Around midnight Saturday morning, I give up on the vodka.

Before I go inside, I make my way to the front of my own house and peer inside the garage. To my great relief, my minivan is parked inside. I have no idea why Wendy isn’t texting me back, but at least I know she’s home safe.

I walk down the side of my own lawn and toward Wendy’s. The lamp next to the living room sofa is on, and in its low light I spot my husband and Joy, snuggled up together fast asleep. My heart tugs. That giant, deep, L-shaped sofa was the best purchase we ever made. Hugh stretches out lengthwise, Joy nestles in like the small spoon and immediately passes out, and I can fit on the L when we’re watching movies. Until Hugh falls asleep and his head slowly sinks from the headrest to my shoulder to the seat cushions, leaving me very little room to sit.

I miss that sofa so much right now. And if this vodka doesn’t arrive—or doesn’t work—will I ever get to sit on it again?

Finally, after 1:00 a.m., Seth arrives. He is visibly drunk—definitely shouldn’t have been driving, but he was. If he were my husband . . . , I think for the thirtieth time, with mental ellipses. When I heard the garage door open, I quickly turned out the light in the bedroom, where I’d been reading—yep, trying to distract myself with a historical novel from Wendy’s Kindle—and pretend to be asleep. I listen to him stumble in, drop his keys, skip the evening grooming, and fall straight into bed. He is snoring within seconds of his head hitting the pillow.

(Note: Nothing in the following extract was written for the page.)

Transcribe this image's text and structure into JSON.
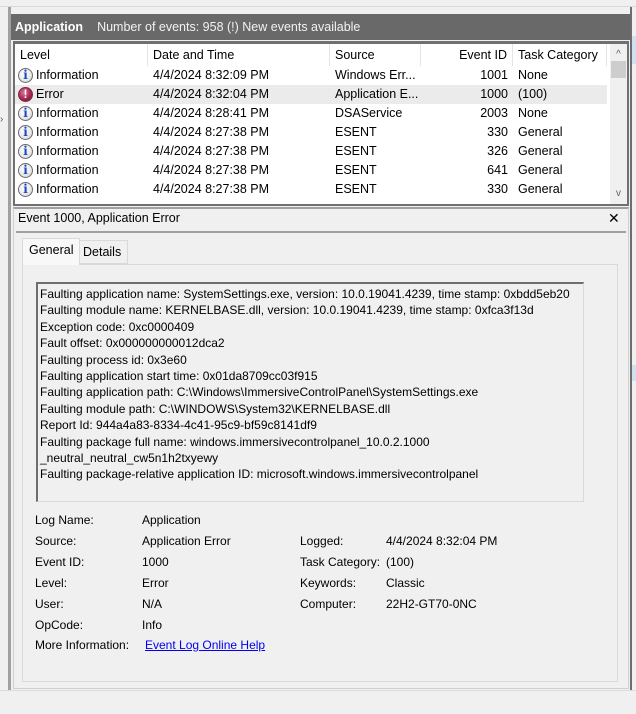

I sit up and text Wendy for the tenth straight time. Please let me know you’re ok, I beg.

To my surprise, she writes back immediately. I’m fine. Vodka?

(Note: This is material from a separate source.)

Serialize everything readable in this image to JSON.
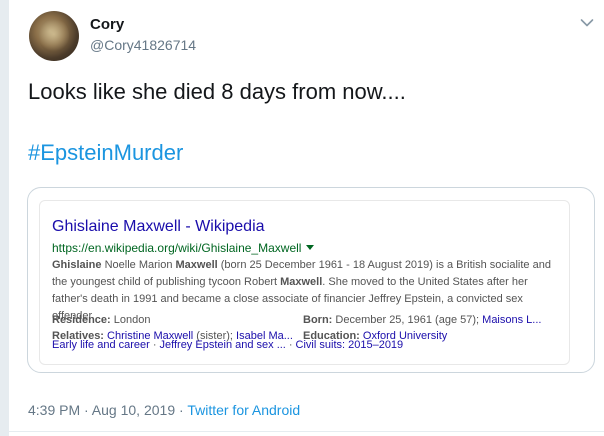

No, I send. No point in mincing words on this catastrophe. The shipping status has been updated to tomorrow.

Another text appears after five minutes. Is everyone tucked in there?

She has never asked me that before, and I think about how recently Seth came in. I wonder if Wendy saw the lights of his car as it rounded the block, and that’s the real reason she wrote me back. To check on Seth. After all this time, after all she’s told me, all we’ve talked about.

Everyone’s home and asleep but me, I write back quickly.

There’s no response for a long time, and I lie flat, still clutching the phone, trying to figure out why something feels so terribly amiss. Maybe she’s just insanely tired of being me. Based on her long disappearance and her strange attitude about it, I’ve concluded that if it’s a head injury that’s required to switch our bodies back, Wendy will be waiting for me with a baseball bat tomorrow morning. Hopefully the vodka works.

On that front, I decide to rip off the Band-Aid. I’ll have to give the speech, I tell her.

Another long silence. I imagine the profanities that must be echoing off the walls of my real bedroom.

Fuck it, she finally writes back. What does it even matter? I’m going to bed.

With that most un-Wendy-like reply echoing in my brain, I suffer a fitful night of sleep.

The first thing I see in my notifications the next morning is an apologetic update from the shipping company and their “guarantee” that my package will arrive by six this evening.

Six. Too late for the speech. That means either I’m giving the speech today, or no one is.

I will not let Wendy down.